OVER 65% of the total global population is online, according to the United Nations, and users prioritise internet speed. Professor Harald Haas and his team have created a mobile wireless technology that provides users with wireless connections that are over 100 times faster than Wi-Fi. Their technology is a light-based Wi-Fi that uses light, such as LEDs (light emitting diodes) instead of radio waves to transmit information. Professor Haas and his team are finalists in the ‘Research’ category for the European Inventor Award 2023 in recognition of their promising work.They were selected from over 600 candidates for this year’s edition.
Using light to improve internet speed
The technology, LiFi™ (Light Fidelity), makes an LED light bulb emit pulses of light, undetectable to the human eye. Within those emitted pulses, data can travel to and from receivers. Then, the receivers collect information and interpret the transmitted data. This is conceptually similar to decoding Morse code but at a much faster rate – billions of times a second. With LiFi, transmission speeds can exceed 100 Gbps, making it 100 times faster than high-speed Wi-Fi connections today. The technology also allows multiple simultaneous links to various users and is orchestrated by a single light bulb.
With the growth in smartphone adoption and global mobile traffic, LiFi offers an alternative transmission technology by sending data on light waves (this optical spectrum resource is about 3,000 times larger than radio frequency resources). It also provides greater data security because the signal does not pass through walls, which means that the internet signal is being kept inside the room where the light is being emitted. Haas’ technology is already being used in areas where radio frequency is undesirable, including hospitals and schools.
LiFi is cheaper than fibre-optic cables and can be incorporated into existing infrastructure, like streetlamps. Also, the simultaneous use of solar panels as LiFi data detectors and energy harvesting devices provides significant opportunities to reduce the energy consumption of mobile infrastructure. ProfessorHaas and his colleagues have also shown how various types of solar cells, including organic ones, can be used for high-speed optical wireless data receivers for more energy-efficient buildings.
Professor Haas is optimistic about the potential of his team’s work, commenting: “There is a huge ocean in front of us that we want to leverage for mobile communications. We only need to step out of the crowded pool.” He believes LiFi could also become a crucial component in equipping many autonomous systems, both on the ground and in the air. According to the inventor, the next generation network, 6G, would require significant spectrum innovation, in which LiFi could play a key role.

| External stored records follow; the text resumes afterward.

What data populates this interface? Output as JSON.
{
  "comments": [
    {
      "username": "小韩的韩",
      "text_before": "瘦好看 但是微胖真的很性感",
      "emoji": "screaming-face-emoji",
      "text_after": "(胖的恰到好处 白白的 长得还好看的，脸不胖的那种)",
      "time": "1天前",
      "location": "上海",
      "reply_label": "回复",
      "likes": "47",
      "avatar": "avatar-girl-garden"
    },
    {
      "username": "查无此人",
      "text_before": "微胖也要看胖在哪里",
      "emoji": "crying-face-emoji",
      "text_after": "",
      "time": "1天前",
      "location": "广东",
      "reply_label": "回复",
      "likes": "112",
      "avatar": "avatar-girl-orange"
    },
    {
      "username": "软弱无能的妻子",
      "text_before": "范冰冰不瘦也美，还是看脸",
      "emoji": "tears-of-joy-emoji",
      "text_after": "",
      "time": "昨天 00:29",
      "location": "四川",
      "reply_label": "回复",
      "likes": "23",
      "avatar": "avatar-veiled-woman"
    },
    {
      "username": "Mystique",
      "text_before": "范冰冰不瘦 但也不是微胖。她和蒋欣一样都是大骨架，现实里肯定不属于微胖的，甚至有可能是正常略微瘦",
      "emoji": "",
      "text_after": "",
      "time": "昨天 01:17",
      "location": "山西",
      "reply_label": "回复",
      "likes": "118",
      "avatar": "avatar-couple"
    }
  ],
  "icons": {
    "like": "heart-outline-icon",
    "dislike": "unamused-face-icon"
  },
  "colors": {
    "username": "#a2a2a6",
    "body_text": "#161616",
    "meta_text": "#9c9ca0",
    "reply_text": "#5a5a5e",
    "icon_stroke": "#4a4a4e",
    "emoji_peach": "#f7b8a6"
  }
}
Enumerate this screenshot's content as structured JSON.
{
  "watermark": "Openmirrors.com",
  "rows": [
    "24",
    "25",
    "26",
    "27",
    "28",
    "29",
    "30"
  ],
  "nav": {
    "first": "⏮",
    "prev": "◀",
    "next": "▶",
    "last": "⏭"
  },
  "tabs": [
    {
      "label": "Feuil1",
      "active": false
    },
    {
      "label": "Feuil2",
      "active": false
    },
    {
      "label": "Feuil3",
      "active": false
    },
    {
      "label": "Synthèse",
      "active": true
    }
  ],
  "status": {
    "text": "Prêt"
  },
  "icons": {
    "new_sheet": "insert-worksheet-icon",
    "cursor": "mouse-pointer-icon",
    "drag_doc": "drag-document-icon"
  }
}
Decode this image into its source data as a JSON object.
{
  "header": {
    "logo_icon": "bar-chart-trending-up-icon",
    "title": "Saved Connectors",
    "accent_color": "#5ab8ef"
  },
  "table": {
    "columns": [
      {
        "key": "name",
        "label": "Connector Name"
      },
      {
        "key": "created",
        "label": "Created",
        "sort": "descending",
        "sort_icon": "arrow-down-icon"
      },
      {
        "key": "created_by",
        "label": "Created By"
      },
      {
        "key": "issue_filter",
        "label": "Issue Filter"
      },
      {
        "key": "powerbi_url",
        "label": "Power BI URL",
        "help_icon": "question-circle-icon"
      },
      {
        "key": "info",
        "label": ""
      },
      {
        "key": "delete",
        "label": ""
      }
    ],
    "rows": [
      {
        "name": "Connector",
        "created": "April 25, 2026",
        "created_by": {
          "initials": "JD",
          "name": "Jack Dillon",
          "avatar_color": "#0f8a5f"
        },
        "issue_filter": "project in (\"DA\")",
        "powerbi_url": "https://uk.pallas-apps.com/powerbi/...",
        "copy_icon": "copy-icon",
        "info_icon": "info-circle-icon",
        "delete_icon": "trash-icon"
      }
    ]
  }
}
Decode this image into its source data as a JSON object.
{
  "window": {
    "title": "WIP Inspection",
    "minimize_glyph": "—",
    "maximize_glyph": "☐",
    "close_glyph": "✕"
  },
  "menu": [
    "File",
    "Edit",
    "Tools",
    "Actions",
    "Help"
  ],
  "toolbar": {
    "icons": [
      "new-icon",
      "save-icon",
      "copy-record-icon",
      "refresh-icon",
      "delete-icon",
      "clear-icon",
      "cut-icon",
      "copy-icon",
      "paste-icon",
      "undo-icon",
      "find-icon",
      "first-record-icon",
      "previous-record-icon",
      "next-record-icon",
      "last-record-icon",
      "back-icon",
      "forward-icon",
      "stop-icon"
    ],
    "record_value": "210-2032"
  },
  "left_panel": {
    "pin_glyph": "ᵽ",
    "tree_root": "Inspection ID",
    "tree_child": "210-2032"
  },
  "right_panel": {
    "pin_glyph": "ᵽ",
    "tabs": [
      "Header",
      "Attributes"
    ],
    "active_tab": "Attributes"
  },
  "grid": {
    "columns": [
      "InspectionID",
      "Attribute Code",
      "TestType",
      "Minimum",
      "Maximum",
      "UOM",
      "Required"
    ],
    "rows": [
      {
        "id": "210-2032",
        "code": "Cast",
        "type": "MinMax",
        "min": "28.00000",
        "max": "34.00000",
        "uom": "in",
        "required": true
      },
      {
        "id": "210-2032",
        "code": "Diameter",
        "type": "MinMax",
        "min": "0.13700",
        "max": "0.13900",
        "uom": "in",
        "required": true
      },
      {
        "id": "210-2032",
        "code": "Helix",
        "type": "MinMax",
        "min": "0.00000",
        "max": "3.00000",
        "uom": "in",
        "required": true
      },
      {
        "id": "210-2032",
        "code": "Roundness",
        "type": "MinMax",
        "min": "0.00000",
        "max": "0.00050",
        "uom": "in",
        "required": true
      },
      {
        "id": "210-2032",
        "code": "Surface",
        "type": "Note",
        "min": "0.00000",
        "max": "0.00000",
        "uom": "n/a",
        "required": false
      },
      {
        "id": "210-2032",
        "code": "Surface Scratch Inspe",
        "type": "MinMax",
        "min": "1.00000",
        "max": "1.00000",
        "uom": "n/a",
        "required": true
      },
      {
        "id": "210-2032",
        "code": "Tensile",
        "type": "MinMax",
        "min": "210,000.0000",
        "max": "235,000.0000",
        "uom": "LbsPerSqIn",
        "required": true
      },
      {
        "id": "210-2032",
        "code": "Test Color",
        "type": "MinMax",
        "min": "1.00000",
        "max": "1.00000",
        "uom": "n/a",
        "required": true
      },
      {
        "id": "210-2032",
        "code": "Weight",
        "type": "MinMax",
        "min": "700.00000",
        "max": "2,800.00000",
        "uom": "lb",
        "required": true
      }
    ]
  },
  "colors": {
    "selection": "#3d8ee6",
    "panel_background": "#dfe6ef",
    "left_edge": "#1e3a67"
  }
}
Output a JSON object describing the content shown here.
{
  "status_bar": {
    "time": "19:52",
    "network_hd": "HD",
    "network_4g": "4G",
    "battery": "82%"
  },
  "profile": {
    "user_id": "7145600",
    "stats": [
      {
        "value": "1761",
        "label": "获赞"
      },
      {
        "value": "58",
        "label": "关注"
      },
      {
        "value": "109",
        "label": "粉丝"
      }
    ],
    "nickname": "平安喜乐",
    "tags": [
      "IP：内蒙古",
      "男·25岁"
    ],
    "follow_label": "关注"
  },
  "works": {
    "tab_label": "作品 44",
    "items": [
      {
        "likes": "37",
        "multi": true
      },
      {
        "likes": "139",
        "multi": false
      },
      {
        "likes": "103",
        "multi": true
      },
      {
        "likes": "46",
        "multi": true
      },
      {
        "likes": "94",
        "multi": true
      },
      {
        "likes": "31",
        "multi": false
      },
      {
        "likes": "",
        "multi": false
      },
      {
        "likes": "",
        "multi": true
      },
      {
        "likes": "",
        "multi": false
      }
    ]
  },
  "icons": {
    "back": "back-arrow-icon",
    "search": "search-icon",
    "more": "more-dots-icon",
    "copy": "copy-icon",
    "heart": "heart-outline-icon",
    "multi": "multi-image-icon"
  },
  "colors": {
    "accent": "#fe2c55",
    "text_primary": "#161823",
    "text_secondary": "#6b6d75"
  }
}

The engineer innovating for humanity
The inventor, Harald Haas, is passionate about technology that helps the world: “In my heart, I’m an engineer. I really want to do science for the benefit of humanity. I want to develop things that improve the quality of our lives.” Professor Haas is a German engineer who worked in mobile communications and was an associate professor of electrical engineering at Jacobs University in Bremen before moving to Scotland, where he furthered his research into wireless communication using light waves. His ties to the Scottish academic community are longstanding and this has played an important role in the development of LiFi. He has been a professor at the University of Edinburgh for over ten years and has a near three-year connection with the University of Strathclyde in Glasgow, where he is currently Director of the LiFi Research and Development Centre. Professor Haas is named as inventor on a number of European patents and in 2012, he co-founded an academic spinoff called pureLiFi, to commercialise LiFi devices, and remains its Chief Scientific Officer and member of the Board of Directors.
Professor Haas demonstrated the feasibility of his invention when he delivered a TED Talk on how LiFi could reach speeds comparable to high-speed broadband by streaming a YouTube video in high definition through the light waves emitted by a tabletop lamp. He explains that this talk was the first turning point for him and he went on to found pureLiFi, “because of the potential I saw and the overwhelming response we received.”
Professor Haas and his team have been named finalists in the ‘Research’ category of this year’s European Inventor Award. The winners of the 2023 edition of the European Inventor Award will be announced at a hybrid ceremony on 4 July 2023 in Valencia (Spain). This ceremony will be broadcast online here and open to the public.
Find more information about the invention’s impact, the technology and the inventors’ stories here.